#### [What the task requires]
In the listing below, find each line that holds "this" and list it.

#### [Data extracts]

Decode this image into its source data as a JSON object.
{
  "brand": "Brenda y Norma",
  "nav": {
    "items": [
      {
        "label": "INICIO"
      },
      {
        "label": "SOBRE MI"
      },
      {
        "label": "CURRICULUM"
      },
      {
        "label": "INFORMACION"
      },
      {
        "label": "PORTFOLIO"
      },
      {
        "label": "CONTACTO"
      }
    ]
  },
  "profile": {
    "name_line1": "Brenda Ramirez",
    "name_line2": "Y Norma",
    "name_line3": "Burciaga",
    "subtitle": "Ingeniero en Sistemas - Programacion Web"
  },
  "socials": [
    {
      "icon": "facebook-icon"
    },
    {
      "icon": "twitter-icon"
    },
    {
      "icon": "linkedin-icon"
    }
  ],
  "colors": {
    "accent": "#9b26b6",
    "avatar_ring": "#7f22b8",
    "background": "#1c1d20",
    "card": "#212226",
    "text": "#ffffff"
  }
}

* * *

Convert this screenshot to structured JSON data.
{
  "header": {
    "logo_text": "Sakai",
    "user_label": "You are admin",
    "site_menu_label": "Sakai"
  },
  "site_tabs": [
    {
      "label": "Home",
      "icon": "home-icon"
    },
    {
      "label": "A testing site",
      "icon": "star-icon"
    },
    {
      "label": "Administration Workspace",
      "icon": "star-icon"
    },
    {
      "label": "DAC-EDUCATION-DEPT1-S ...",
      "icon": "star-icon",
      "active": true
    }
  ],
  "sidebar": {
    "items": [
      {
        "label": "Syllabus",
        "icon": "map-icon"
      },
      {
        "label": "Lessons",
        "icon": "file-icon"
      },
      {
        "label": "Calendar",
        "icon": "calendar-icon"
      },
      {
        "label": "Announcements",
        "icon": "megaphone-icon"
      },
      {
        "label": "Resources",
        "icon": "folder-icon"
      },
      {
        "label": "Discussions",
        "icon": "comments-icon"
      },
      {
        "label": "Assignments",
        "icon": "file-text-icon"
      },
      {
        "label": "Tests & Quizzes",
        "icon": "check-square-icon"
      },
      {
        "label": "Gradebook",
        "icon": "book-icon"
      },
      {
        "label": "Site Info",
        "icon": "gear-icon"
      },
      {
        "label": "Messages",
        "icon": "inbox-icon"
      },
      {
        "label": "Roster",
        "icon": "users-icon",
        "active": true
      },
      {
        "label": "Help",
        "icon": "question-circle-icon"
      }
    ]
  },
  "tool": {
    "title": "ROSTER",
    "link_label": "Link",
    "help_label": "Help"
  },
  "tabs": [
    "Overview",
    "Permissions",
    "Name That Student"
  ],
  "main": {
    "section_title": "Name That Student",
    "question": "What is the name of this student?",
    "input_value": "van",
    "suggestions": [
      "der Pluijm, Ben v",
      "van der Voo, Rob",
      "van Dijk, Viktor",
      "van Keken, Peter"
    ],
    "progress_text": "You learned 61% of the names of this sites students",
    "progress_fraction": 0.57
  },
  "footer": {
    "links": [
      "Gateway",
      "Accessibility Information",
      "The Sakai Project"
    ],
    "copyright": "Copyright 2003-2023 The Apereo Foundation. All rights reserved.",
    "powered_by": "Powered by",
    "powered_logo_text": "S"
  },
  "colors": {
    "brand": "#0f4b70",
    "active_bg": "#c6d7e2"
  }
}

#### [Answer section]
Decode this image into its source data as a JSON object.
Convert this screenshot to structured JSON data.
    "question": "What is the name of this student?",
    "progress_text": "You learned 61% of the names of this sites students",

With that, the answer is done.